When the larger population of a social system are unable to access education because they cannot pay fees, when Obaseki is unable to fund the schools opened by past governments, when he abandoned the state university, Ambrose Alli University, to a self-funded development policy, one wonders whether Obaseki understands what should be classified as development programmes. Development is anchored on human resources and its underpinning capacity. This requires broadening access to education for the citizenry by opening more schools that must be necessarily qualitative. It is about ensuring that economic incapacity does not hinder access to education for the citizenry. It is about an enabling environment for economic activity for all.
Also, access to healthcare is critical among other factors that deliver psychological balance to the citizenry. Having commercialised the specialist hospital built by Oshiomhole, he has deprived the poor in Edo State of a health facility that was built from their taxes. To have built 150 roads covering 200 kilometres indicates road length of 1.3 kilometres each. Clearly, these lengths of roads are not related to concrete development in Edo State. When the governor’s achievement on roads infrastructure does not benefit the supply chain of the industrial and agricultural delivery of the state, its developmental implication becomes peripheral. The truth is that Obaseki has not been able to construct any major road in Edo State after almost four years of governance. His achievements are street roads that are at best in the purview of local government council delivery.

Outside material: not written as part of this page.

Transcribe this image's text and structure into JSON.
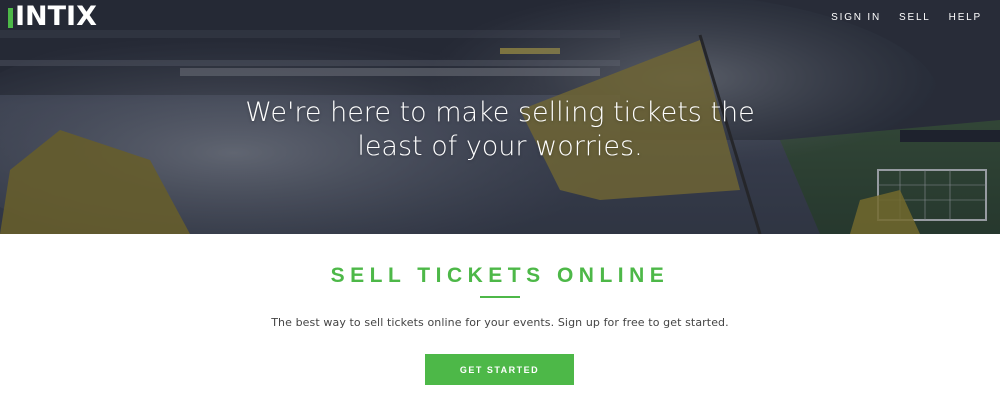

It will help Obaseki to refrain from subterfuge and appreciate that Nigeria has reasonably improved on the percentage of the population that are educated. Therefore, the old game of deceiving the people has been reasonably curtailed.
•Igaga Jr. wrote from Ikoyi, Lagos